── Source material
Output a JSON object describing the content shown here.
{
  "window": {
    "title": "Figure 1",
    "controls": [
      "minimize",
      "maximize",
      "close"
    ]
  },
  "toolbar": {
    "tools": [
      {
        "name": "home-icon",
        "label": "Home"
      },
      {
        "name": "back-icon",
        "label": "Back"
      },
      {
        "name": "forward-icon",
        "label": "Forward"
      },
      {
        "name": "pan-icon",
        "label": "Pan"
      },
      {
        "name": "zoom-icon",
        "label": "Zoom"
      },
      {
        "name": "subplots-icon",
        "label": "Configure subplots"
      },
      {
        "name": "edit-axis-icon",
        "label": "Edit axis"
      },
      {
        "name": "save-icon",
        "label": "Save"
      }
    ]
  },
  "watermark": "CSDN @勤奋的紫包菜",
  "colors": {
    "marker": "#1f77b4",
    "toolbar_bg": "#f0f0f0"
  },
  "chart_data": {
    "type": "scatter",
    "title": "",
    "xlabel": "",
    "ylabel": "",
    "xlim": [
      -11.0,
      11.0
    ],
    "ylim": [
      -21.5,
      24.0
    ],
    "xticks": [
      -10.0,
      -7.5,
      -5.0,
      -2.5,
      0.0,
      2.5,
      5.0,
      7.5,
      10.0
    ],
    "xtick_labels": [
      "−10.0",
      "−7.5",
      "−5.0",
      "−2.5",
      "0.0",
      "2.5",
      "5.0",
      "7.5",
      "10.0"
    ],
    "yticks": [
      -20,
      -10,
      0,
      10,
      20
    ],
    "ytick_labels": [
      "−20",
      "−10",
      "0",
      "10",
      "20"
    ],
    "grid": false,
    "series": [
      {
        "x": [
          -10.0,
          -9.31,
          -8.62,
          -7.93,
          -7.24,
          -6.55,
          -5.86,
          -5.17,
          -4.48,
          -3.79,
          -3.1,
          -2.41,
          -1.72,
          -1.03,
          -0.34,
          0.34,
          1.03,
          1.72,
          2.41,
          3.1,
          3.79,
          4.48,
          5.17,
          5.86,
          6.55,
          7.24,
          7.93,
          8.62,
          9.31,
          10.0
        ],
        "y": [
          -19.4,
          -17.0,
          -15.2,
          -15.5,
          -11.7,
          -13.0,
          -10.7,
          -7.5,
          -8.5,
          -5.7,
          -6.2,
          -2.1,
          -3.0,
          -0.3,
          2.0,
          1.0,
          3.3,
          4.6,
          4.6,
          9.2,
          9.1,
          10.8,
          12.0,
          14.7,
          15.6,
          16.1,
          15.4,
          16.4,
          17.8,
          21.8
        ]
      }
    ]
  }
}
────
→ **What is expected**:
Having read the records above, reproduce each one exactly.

→ **Exercise response**:
Output a JSON object describing the content shown here.
{
  "window": {
    "title": "Figure 1",
    "controls": [
      "minimize",
      "maximize",
      "close"
    ]
  },
  "toolbar": {
    "tools": [
      {
        "name": "home-icon",
        "label": "Home"
      },
      {
        "name": "back-icon",
        "label": "Back"
      },
      {
        "name": "forward-icon",
        "label": "Forward"
      },
      {
        "name": "pan-icon",
        "label": "Pan"
      },
      {
        "name": "zoom-icon",
        "label": "Zoom"
      },
      {
        "name": "subplots-icon",
        "label": "Configure subplots"
      },
      {
        "name": "edit-axis-icon",
        "label": "Edit axis"
      },
      {
        "name": "save-icon",
        "label": "Save"
      }
    ]
  },
  "watermark": "CSDN @勤奋的紫包菜",
  "colors": {
    "marker": "#1f77b4",
    "toolbar_bg": "#f0f0f0"
  },
  "chart_data": {
    "type": "scatter",
    "title": "",
    "xlabel": "",
    "ylabel": "",
    "xlim": [
      -11.0,
      11.0
    ],
    "ylim": [
      -21.5,
      24.0
    ],
    "xticks": [
      -10.0,
      -7.5,
      -5.0,
      -2.5,
      0.0,
      2.5,
      5.0,
      7.5,
      10.0
    ],
    "xtick_labels": [
      "−10.0",
      "−7.5",
      "−5.0",
      "−2.5",
      "0.0",
      "2.5",
      "5.0",
      "7.5",
      "10.0"
    ],
    "yticks": [
      -20,
      -10,
      0,
      10,
      20
    ],
    "ytick_labels": [
      "−20",
      "−10",
      "0",
      "10",
      "20"
    ],
    "grid": false,
    "series": [
      {
        "x": [
          -10.0,
          -9.31,
          -8.62,
          -7.93,
          -7.24,
          -6.55,
          -5.86,
          -5.17,
          -4.48,
          -3.79,
          -3.1,
          -2.41,
          -1.72,
          -1.03,
          -0.34,
          0.34,
          1.03,
          1.72,
          2.41,
          3.1,
          3.79,
          4.48,
          5.17,
          5.86,
          6.55,
          7.24,
          7.93,
          8.62,
          9.31,
          10.0
        ],
        "y": [
          -19.4,
          -17.0,
          -15.2,
          -15.5,
          -11.7,
          -13.0,
          -10.7,
          -7.5,
          -8.5,
          -5.7,
          -6.2,
          -2.1,
          -3.0,
          -0.3,
          2.0,
          1.0,
          3.3,
          4.6,
          4.6,
          9.2,
          9.1,
          10.8,
          12.0,
          14.7,
          15.6,
          16.1,
          15.4,
          16.4,
          17.8,
          21.8
        ]
      }
    ]
  }
}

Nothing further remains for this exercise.